Exercise for Your Body

By Kelli Swensen, Dietetics Student, Sargent College

Image Source

Image Source:http://www.time.com/time/travel/cityguide/article/0,31489,1984920_1984917_1984724,00.html

Whether you love to run along the Charles, practice yoga at a nearby studio, lift weights at the gym, or take a PDP at FitRec, if you like to exercise, chances are you’ve heard a lot of exercise and nutrition myths. This month’s theme is Don’t Sweat it. The topic line up is as follows:

  • Pre and Post Eating as well as eating during exercise
  • Truth About Protein and Exercise
  • Science behind Carb-Loading


Picture Source

Picture Source:http://www.bu.edu/today/2009/savvy-fitrec-advice/

Don’t Sweat It: Getting personal with exercise

In my exercise physiology course, one of the take-home messages has been that everyone can benefit from exercise. Whether you like to work out to burn off some stress or to get your body in physical shape, you want to get something out of exercising — some benefit. Just like there is no one perfect diet that works for everyone, there’s no perfect type of exercise or workout routine. While it’d be convenient to be able to go online, find an article that tells you what moves to do and what to eat to get those perfect abs, real life doesn’t work that way. The goal of this month’s series is to show how you can’t depend on a magazine article or website to tell you the best exercise and diet for your body. Luckily for BU students, getting personalized exercise counseling is easy to find.
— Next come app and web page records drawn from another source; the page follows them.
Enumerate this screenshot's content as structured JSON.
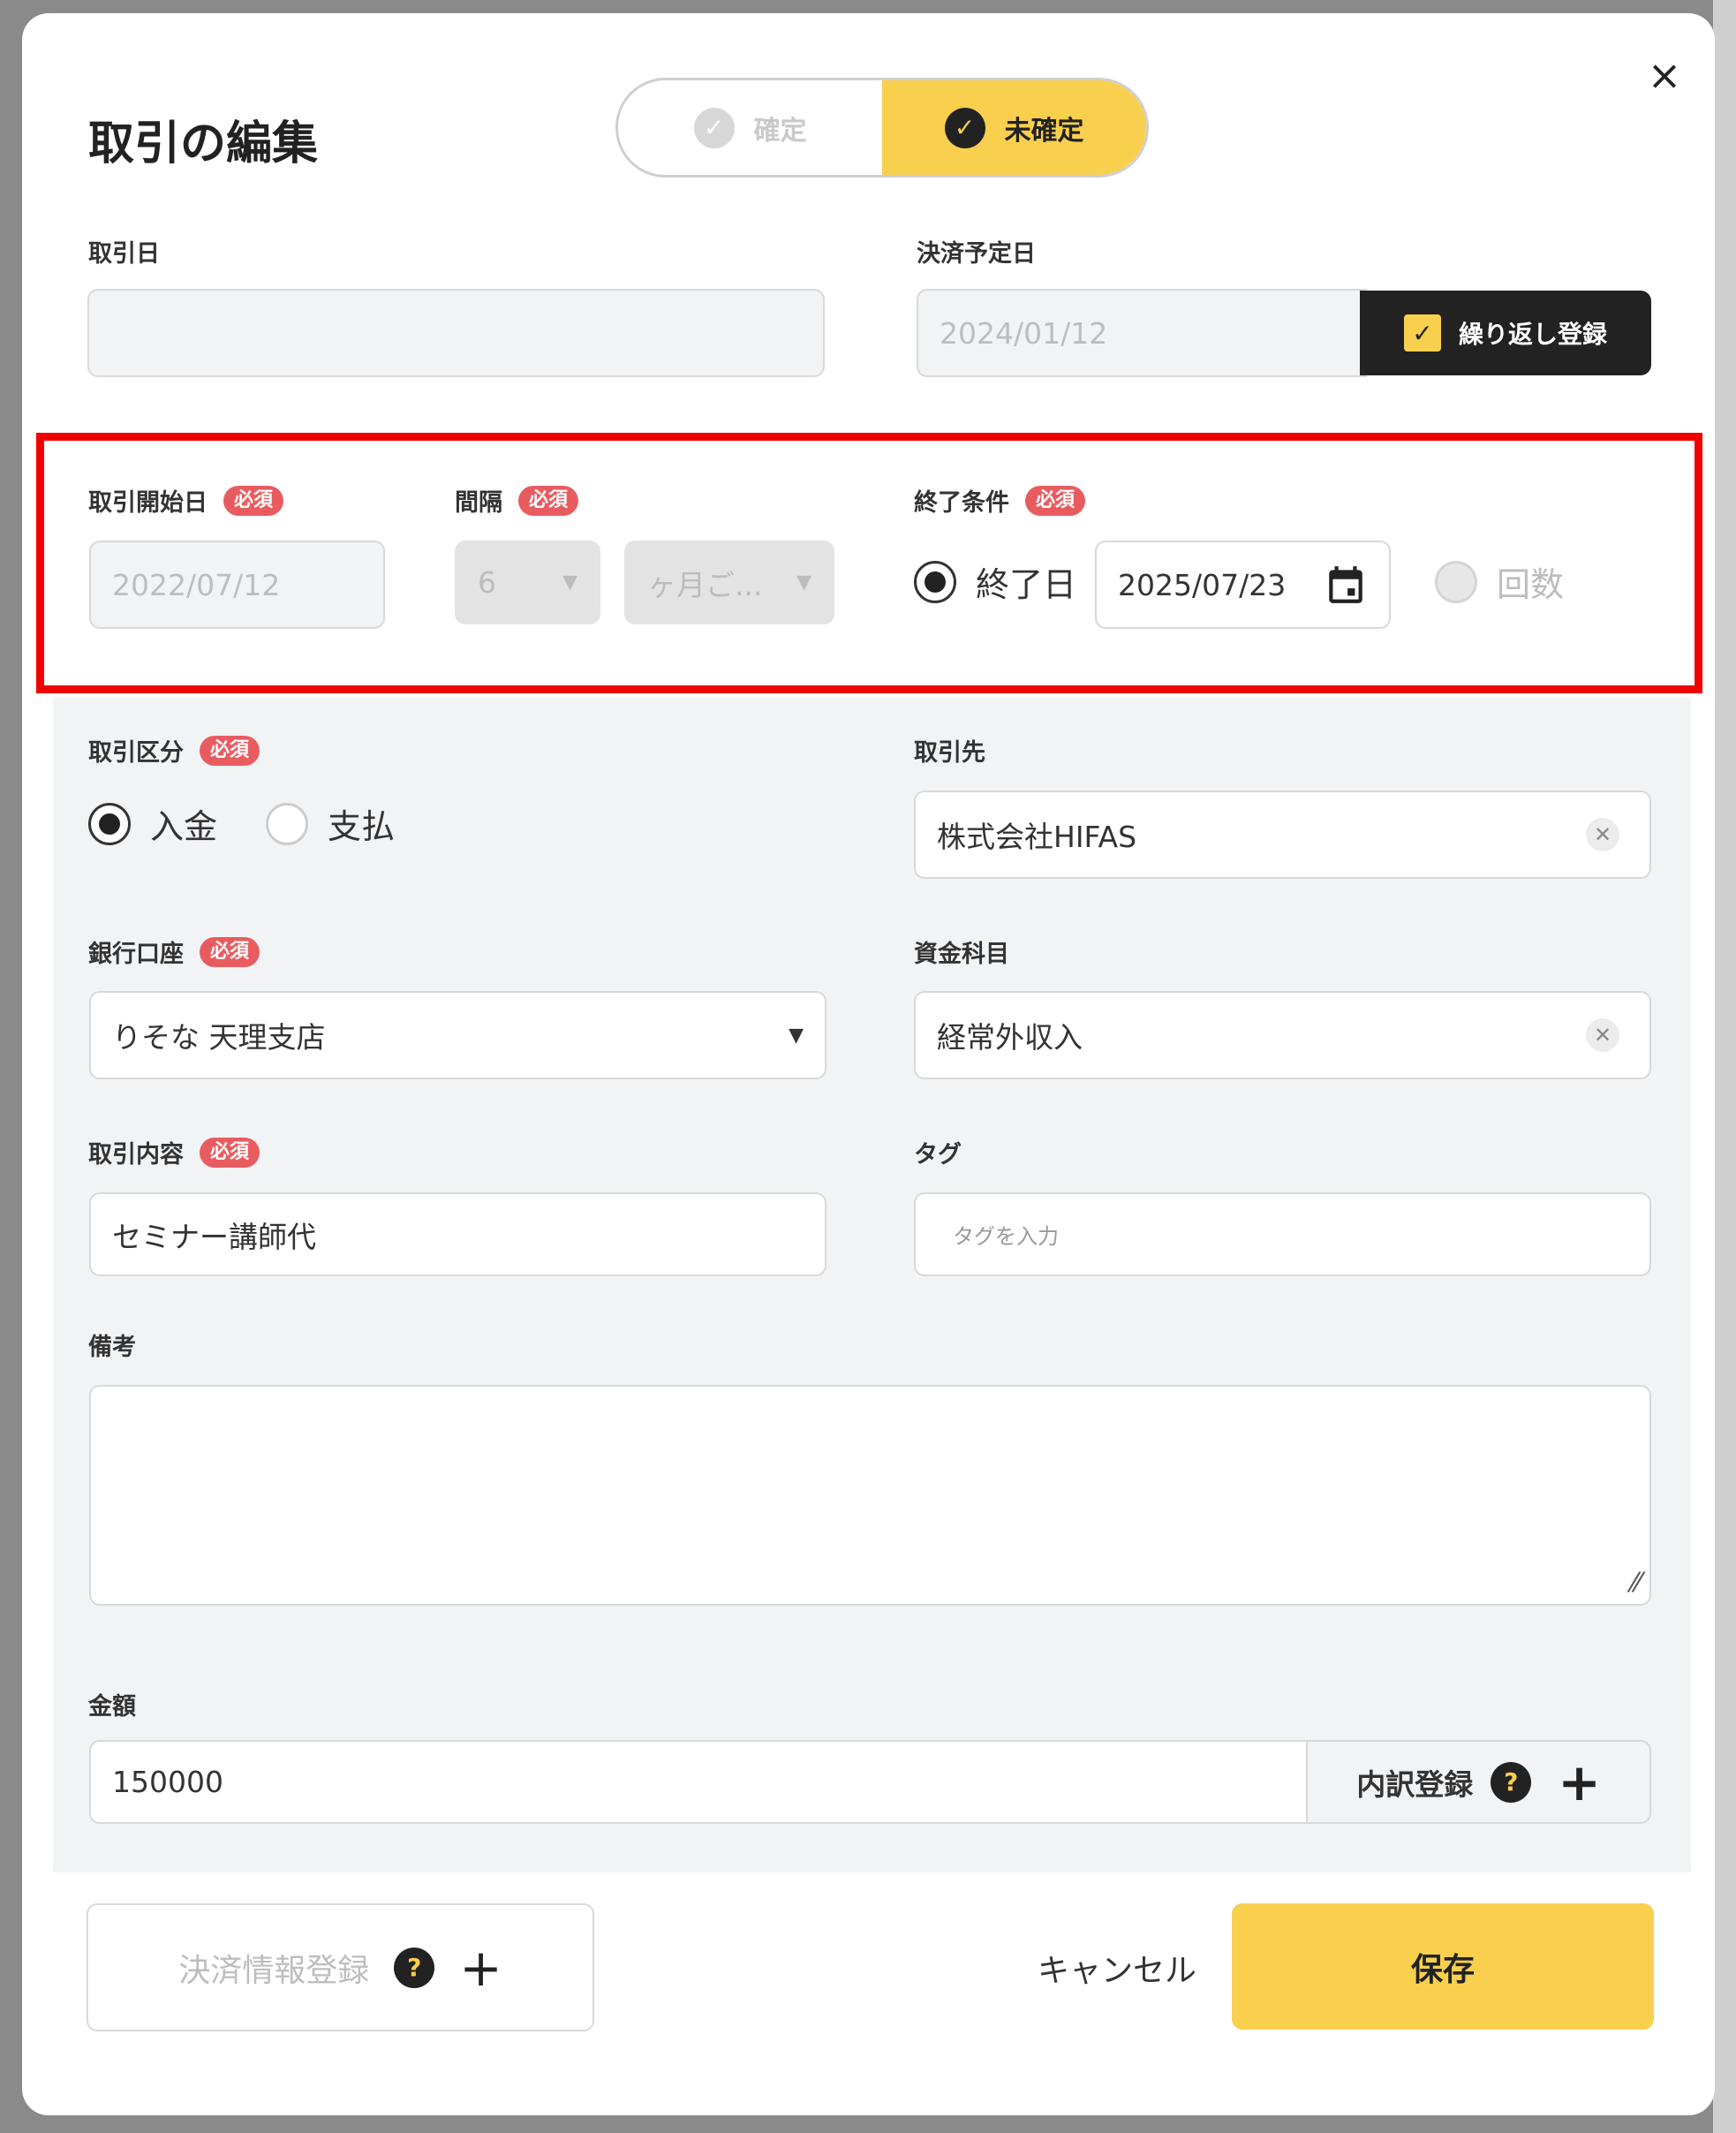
{
  "dialog": {
    "title": "取引の編集",
    "close_symbol": "×",
    "status_toggle": {
      "confirmed_label": "確定",
      "unconfirmed_label": "未確定",
      "selected": "未確定"
    }
  },
  "fields": {
    "transaction_date": {
      "label": "取引日",
      "value": ""
    },
    "settlement_date": {
      "label": "決済予定日",
      "value": "2024/01/12",
      "repeat_label": "繰り返し登録",
      "repeat_checked": true
    },
    "start_date": {
      "label": "取引開始日",
      "required": "必須",
      "value": "2022/07/12"
    },
    "interval": {
      "label": "間隔",
      "required": "必須",
      "number": "6",
      "unit": "ヶ月ご..."
    },
    "end_condition": {
      "label": "終了条件",
      "required": "必須",
      "option_end_date": "終了日",
      "end_date": "2025/07/23",
      "option_count": "回数",
      "selected": "終了日"
    },
    "transaction_type": {
      "label": "取引区分",
      "required": "必須",
      "option_income": "入金",
      "option_payment": "支払",
      "selected": "入金"
    },
    "partner": {
      "label": "取引先",
      "value": "株式会社HIFAS"
    },
    "bank_account": {
      "label": "銀行口座",
      "required": "必須",
      "value": "りそな 天理支店"
    },
    "fund_item": {
      "label": "資金科目",
      "value": "経常外収入"
    },
    "content": {
      "label": "取引内容",
      "required": "必須",
      "value": "セミナー講師代"
    },
    "tags": {
      "label": "タグ",
      "placeholder": "タグを入力"
    },
    "memo": {
      "label": "備考",
      "value": ""
    },
    "amount": {
      "label": "金額",
      "value": "150000",
      "breakdown_label": "内訳登録"
    }
  },
  "footer": {
    "payment_info_label": "決済情報登録",
    "cancel_label": "キャンセル",
    "save_label": "保存"
  },
  "colors": {
    "accent": "#f9cf4e",
    "required_badge": "#e85c60",
    "highlight_border": "#f00000",
    "dark": "#222222"
  }
}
  • FitRec offers personal trainers that will help devise an exercise plan specific to your goals. If you’re interested, head over to their website HERE and sign up for more information
  • A slightly less personalized, but still instructive option is to sign up for a PDP at FitRec. There are a ton of class options: everything from swimming to fencing to skiing to Zumba to yoga.
  • For the nutrition component, the Sargent Choice Nutrition Center offers free nutrition counseling to all BU students. Simply register for an appointment with one of the registered dietitians and be sure to mark that you are interested in sports nutrition counseling.
  • For non-BU readers or BU students going home for the summer, many gyms offer both personal training and nutritional counseling — just be sure that they offer nutritional support from an actual registered dietitian (RD)! (Look for a post next week on the differences between a registered dietitian and a nutritionist)
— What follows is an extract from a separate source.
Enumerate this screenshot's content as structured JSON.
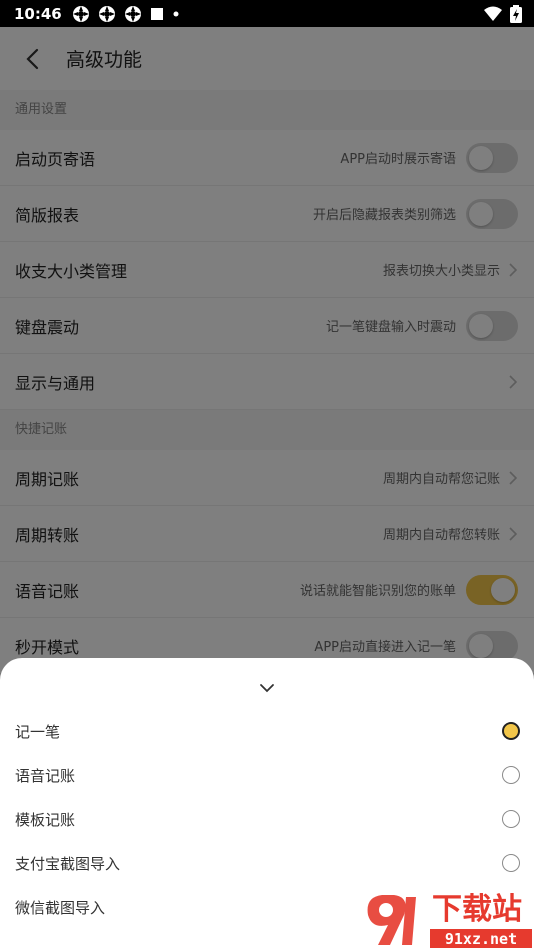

One Comment

pack abs posted on March 5, 2013 at 6:55 pm

Thanks for sharing your thoughts about well-defined abs.

Post a Comment

Your email address is never shared. Required fields are marked *